Welcome to The Public History of Cemeteries! This site aims to help local cemeteries engage their communities in new and innovative ways.

Ashland Pioneer

Ashland Cemetery (Published under CC 3.0 license by Visitor7)

Cemeteries are unique spaces. They are homes for the dead but also places for the living to visit and utilize. They are places you can go to enjoy history, philosophy, green space, walking paths, plants, and animals. They are also places for mourning and reflection. This website is a tool for you, as cemetery steward, to learn about encouraging people to think of, and more importantly, use your cemetery as community space.

Cemeteries, and our relationships to them, have changed over the centuries. The first rural cemetery in America, Mount Auburn, was envisioned partly as a community park and walking area for the residents of Boston. Cemetery space has evolved since then. Some cemeteries are valued as quiet contemplative space,  and some are important spaces for events, history tours, and even weddings.

What is right for your cemetery? How do we, as the people who care about and utilize cemetery space, encourage other people to be just as excited about them, while also balancing the interworking forces of history, nature, and spirituality that inhabits each cemetery? The options presented in this website aim to help you maintain this balance, and encourage people to think of the community cemetery as their community cemetery.

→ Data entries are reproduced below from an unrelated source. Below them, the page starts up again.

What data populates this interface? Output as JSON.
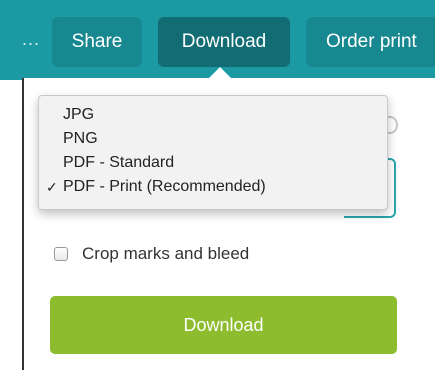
{
  "header": {
    "overflow": "...",
    "tabs": [
      {
        "label": "Share"
      },
      {
        "label": "Download"
      },
      {
        "label": "Order print"
      }
    ]
  },
  "format_dropdown": {
    "options": [
      {
        "label": "JPG",
        "selected": false
      },
      {
        "label": "PNG",
        "selected": false
      },
      {
        "label": "PDF - Standard",
        "selected": false
      },
      {
        "label": "PDF - Print (Recommended)",
        "selected": true
      }
    ],
    "check_mark": "✓"
  },
  "options": {
    "crop_marks_label": "Crop marks and bleed",
    "crop_marks_checked": false
  },
  "download_button": {
    "label": "Download"
  },
  "colors": {
    "header_bg": "#1c9aa3",
    "active_tab": "#116c73",
    "button_green": "#8dbc2f"
  }
}
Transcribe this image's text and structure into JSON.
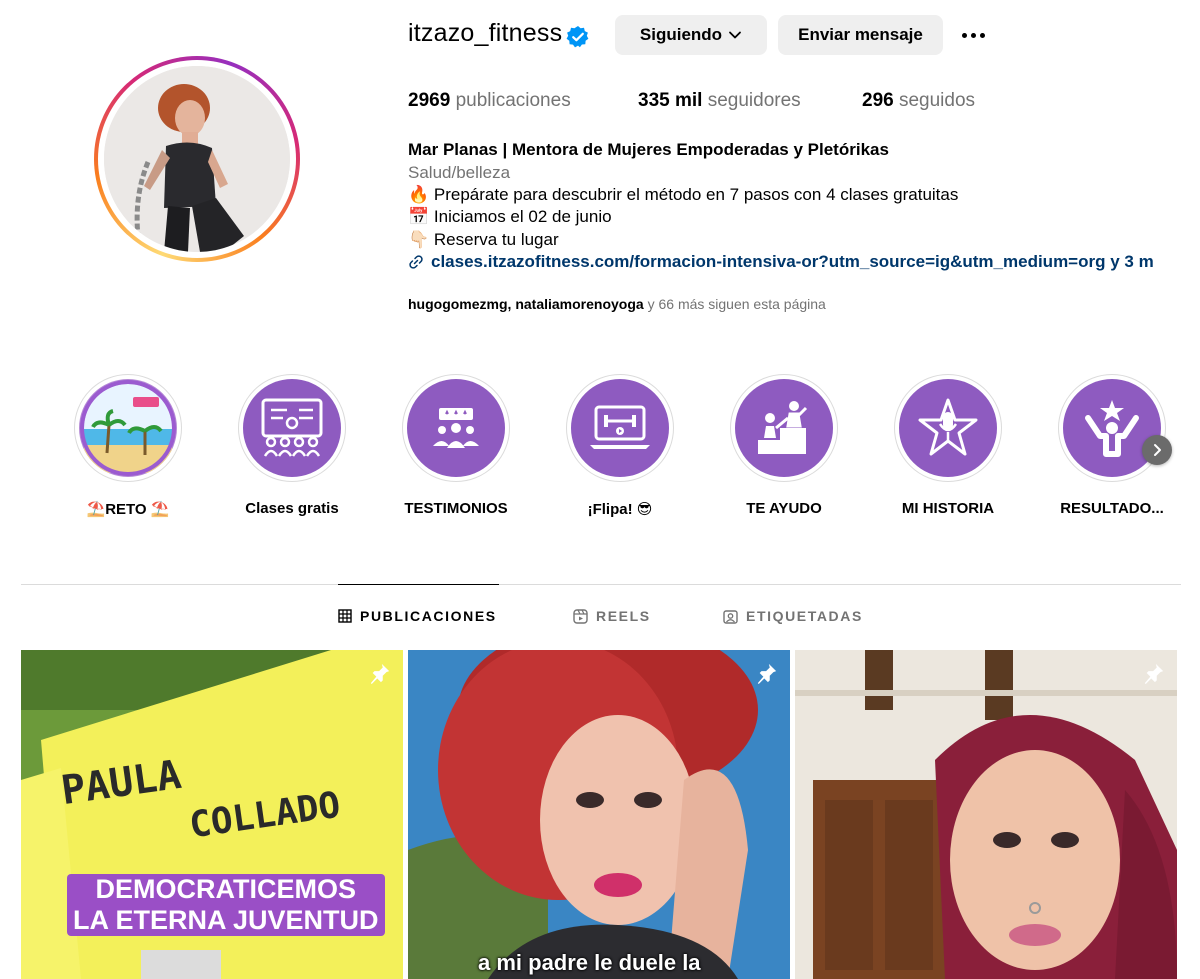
{
  "profile": {
    "username": "itzazo_fitness",
    "verified": true,
    "follow_button": "Siguiendo",
    "message_button": "Enviar mensaje",
    "stats": {
      "posts_value": "2969",
      "posts_label": "publicaciones",
      "followers_value": "335 mil",
      "followers_label": "seguidores",
      "following_value": "296",
      "following_label": "seguidos"
    },
    "bio": {
      "name": "Mar Planas | Mentora de Mujeres Empoderadas y Pletórikas",
      "category": "Salud/belleza",
      "line1": "🔥 Prepárate para descubrir el método en 7 pasos con 4 clases gratuitas",
      "line2": "📅 Iniciamos el 02 de junio",
      "line3": "👇🏻 Reserva tu lugar",
      "link": "clases.itzazofitness.com/formacion-intensiva-or?utm_source=ig&utm_medium=org y 3 m"
    },
    "followed_by": {
      "users": "hugogomezmg, nataliamorenoyoga",
      "rest": "y 66 más siguen esta página"
    }
  },
  "highlights": [
    {
      "label": "⛱️RETO ⛱️",
      "icon": "beach-icon"
    },
    {
      "label": "Clases gratis",
      "icon": "classroom-icon"
    },
    {
      "label": "TESTIMONIOS",
      "icon": "reviews-icon"
    },
    {
      "label": "¡Flipa! 😎",
      "icon": "laptop-fitness-icon"
    },
    {
      "label": "TE AYUDO",
      "icon": "help-step-icon"
    },
    {
      "label": "MI HISTORIA",
      "icon": "star-microphone-icon"
    },
    {
      "label": "RESULTADO...",
      "icon": "celebration-icon"
    }
  ],
  "tabs": [
    {
      "label": "PUBLICACIONES",
      "icon": "grid-icon",
      "active": true
    },
    {
      "label": "REELS",
      "icon": "reels-icon",
      "active": false
    },
    {
      "label": "ETIQUETADAS",
      "icon": "tagged-icon",
      "active": false
    }
  ],
  "posts": [
    {
      "pinned": true,
      "sign_first": "PAULA",
      "sign_last": "COLLADO",
      "caption_line1": "DEMOCRATICEMOS",
      "caption_line2": "LA ETERNA JUVENTUD"
    },
    {
      "pinned": true,
      "subtitle": "a mi padre le duele la"
    },
    {
      "pinned": true
    }
  ],
  "colors": {
    "accent_link": "#00376b",
    "highlight_purple": "#8e5bc0",
    "verified_blue": "#0095f6",
    "button_gray": "#efefef",
    "muted_text": "#737373"
  }
}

Keep in mind that not every suggestion here will work well for every cemetery. Listen to the people who care about your space but don’t be afraid to try something new. In the Public History of Cemeteries Survey, which informed many of the opinions presented  here, people volunteered for cemeteries because they cared about the history, beauty, and people buried in the cemetery. Over 80% of respondents were interested in attending an event at the cemetery! Keep that in mind as you experiment with new ideas for your community space!